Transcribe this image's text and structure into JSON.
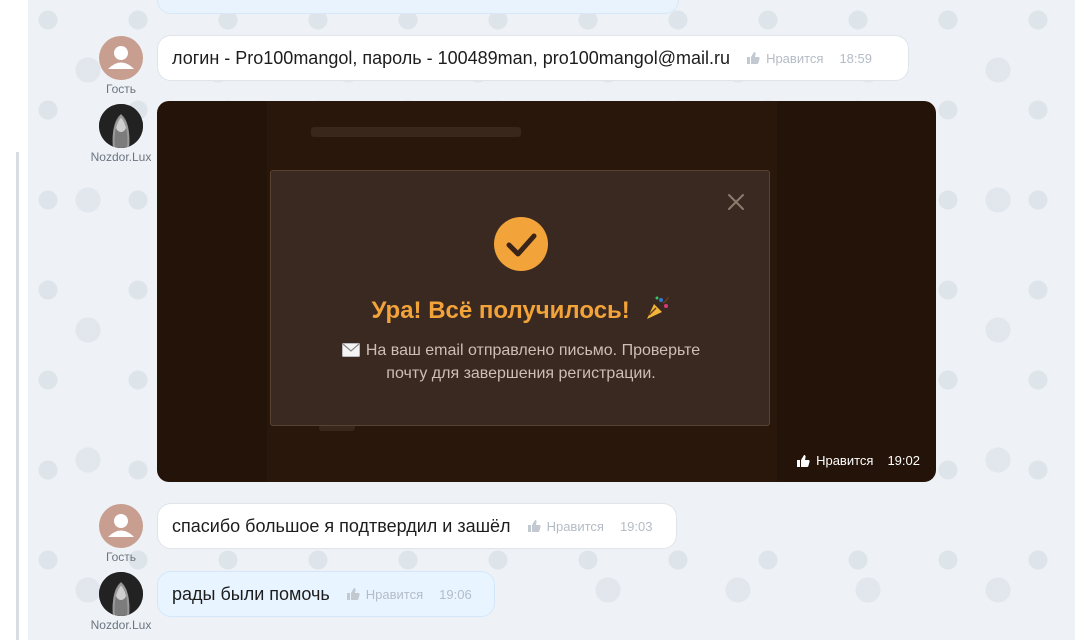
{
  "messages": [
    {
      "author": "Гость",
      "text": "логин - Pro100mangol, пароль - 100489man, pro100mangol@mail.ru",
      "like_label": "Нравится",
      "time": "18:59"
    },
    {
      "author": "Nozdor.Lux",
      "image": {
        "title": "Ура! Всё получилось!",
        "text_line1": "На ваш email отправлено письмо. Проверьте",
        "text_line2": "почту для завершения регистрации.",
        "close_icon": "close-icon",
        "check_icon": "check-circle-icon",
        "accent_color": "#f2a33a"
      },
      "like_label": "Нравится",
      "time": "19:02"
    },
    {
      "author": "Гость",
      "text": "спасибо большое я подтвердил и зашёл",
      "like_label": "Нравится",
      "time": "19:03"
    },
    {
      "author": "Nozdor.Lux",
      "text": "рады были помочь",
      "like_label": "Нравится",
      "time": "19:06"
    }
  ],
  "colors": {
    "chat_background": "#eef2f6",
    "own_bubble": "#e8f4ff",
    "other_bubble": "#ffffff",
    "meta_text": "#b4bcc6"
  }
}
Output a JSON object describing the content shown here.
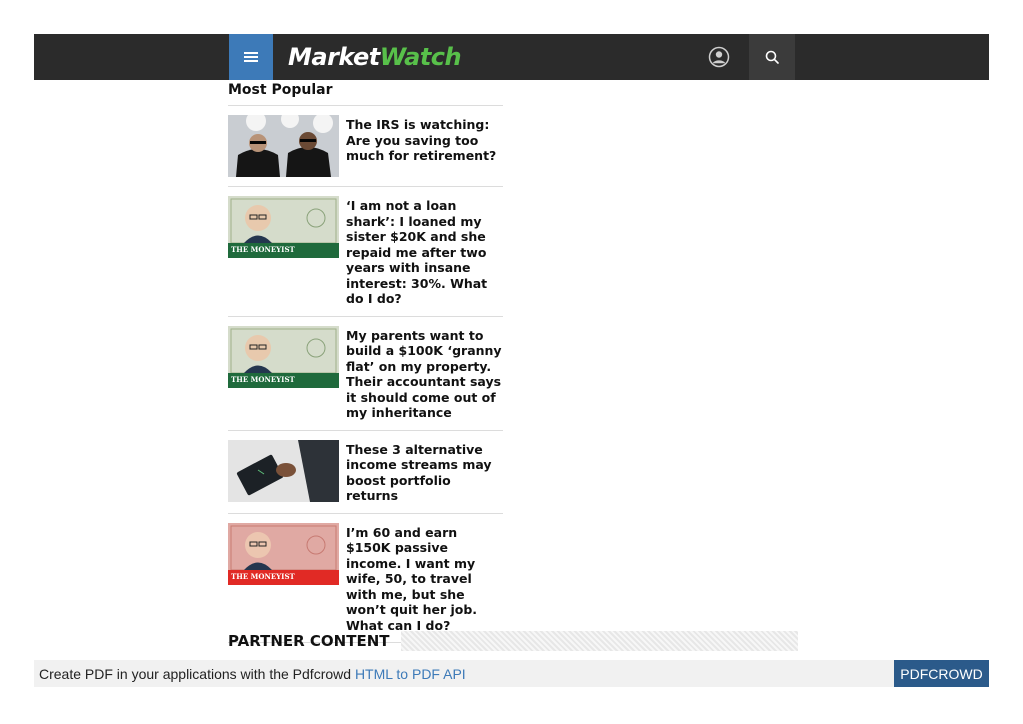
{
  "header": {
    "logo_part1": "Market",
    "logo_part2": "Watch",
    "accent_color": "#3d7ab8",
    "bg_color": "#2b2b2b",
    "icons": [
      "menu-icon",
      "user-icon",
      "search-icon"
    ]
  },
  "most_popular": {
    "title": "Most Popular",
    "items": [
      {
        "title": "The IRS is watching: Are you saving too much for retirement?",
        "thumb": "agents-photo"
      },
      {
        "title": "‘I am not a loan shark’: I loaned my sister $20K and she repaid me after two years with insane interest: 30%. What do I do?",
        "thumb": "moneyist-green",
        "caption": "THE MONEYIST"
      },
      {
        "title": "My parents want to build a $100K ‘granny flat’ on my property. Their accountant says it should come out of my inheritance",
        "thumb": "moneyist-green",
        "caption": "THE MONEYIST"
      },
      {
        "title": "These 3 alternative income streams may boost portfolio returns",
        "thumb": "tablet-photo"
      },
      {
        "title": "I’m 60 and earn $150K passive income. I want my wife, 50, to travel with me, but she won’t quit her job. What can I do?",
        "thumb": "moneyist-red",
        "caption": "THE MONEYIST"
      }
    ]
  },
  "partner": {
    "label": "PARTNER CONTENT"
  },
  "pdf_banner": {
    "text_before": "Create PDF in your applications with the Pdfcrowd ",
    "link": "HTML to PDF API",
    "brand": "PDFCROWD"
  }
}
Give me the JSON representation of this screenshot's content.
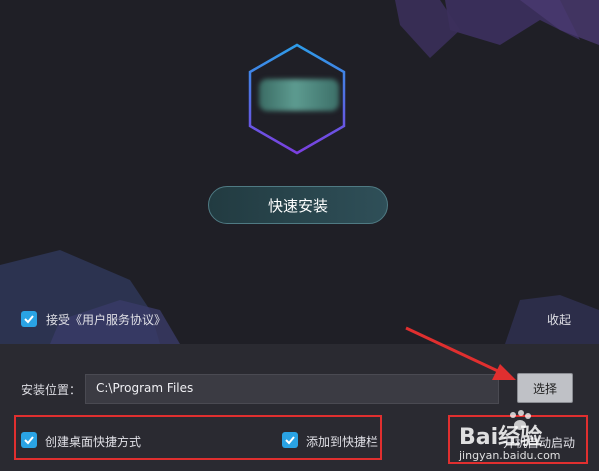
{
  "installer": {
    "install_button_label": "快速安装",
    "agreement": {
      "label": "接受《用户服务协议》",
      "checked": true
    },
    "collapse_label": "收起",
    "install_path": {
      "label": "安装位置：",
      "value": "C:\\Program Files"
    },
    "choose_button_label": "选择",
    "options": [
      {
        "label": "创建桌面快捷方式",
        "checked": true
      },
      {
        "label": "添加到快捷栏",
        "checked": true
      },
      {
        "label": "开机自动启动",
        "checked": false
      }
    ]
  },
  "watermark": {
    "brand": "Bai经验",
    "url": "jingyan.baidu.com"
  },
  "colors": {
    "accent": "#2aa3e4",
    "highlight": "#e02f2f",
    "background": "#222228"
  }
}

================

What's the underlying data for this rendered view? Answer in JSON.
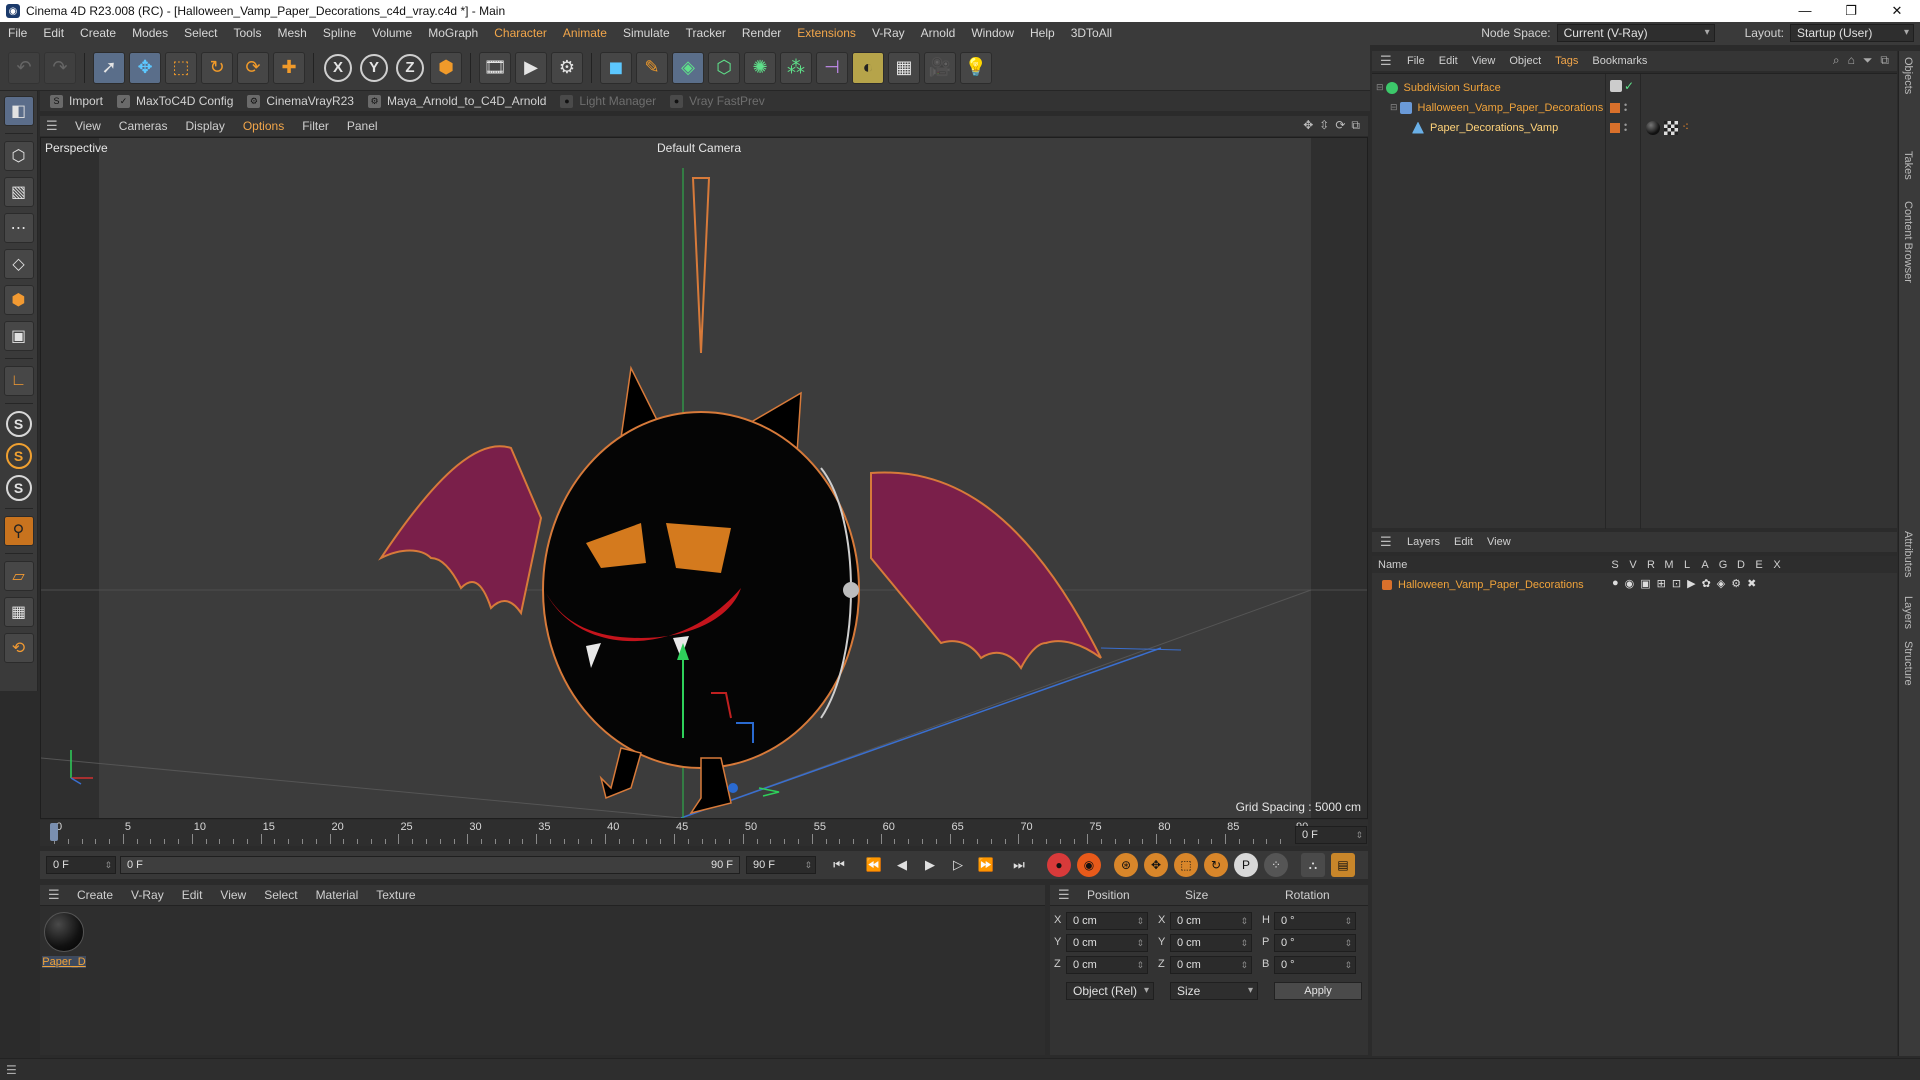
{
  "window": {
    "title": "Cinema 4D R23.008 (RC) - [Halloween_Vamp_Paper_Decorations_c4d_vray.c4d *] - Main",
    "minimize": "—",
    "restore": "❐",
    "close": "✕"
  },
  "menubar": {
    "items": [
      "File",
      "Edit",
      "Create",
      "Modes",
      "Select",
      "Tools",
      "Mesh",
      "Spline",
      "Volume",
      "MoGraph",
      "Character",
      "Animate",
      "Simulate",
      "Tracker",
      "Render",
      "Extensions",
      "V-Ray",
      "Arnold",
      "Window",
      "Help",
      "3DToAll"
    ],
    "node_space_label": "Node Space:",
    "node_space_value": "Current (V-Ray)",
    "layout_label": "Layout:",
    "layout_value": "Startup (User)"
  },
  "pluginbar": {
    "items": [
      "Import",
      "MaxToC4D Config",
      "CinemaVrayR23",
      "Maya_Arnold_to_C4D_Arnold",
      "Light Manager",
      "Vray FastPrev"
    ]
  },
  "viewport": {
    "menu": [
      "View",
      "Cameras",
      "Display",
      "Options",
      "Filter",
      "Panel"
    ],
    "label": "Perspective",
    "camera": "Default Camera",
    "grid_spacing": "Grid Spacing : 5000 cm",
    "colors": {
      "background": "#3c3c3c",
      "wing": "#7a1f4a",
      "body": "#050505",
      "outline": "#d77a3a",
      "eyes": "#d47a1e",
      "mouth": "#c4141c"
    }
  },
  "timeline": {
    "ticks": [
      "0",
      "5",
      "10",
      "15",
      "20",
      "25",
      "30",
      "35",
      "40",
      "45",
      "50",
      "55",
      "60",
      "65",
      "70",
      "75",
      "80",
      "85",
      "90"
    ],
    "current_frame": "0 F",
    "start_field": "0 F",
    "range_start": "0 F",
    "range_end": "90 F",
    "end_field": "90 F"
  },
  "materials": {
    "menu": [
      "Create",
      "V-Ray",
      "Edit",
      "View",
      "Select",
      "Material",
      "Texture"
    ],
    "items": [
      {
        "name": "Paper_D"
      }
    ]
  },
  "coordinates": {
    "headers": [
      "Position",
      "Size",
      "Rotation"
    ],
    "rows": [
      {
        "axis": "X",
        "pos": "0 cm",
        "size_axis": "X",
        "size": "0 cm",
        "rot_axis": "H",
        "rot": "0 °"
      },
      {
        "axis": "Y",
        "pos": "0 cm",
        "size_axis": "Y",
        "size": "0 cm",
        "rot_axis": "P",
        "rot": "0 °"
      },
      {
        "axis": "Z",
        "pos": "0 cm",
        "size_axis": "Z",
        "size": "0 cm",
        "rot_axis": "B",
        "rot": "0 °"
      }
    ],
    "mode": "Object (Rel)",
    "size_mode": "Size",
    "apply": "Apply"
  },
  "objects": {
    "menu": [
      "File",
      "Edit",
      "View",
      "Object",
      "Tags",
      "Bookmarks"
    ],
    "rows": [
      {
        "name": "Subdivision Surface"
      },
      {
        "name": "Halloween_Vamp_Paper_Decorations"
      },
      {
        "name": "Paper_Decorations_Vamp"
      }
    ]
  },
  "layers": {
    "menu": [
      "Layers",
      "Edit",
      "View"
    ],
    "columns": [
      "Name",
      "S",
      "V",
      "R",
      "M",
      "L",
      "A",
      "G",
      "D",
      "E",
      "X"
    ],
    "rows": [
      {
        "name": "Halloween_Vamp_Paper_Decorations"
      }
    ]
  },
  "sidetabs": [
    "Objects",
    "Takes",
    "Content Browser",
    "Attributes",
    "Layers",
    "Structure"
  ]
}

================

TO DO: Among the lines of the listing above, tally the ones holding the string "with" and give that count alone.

EXERCISE RESPONSE: 3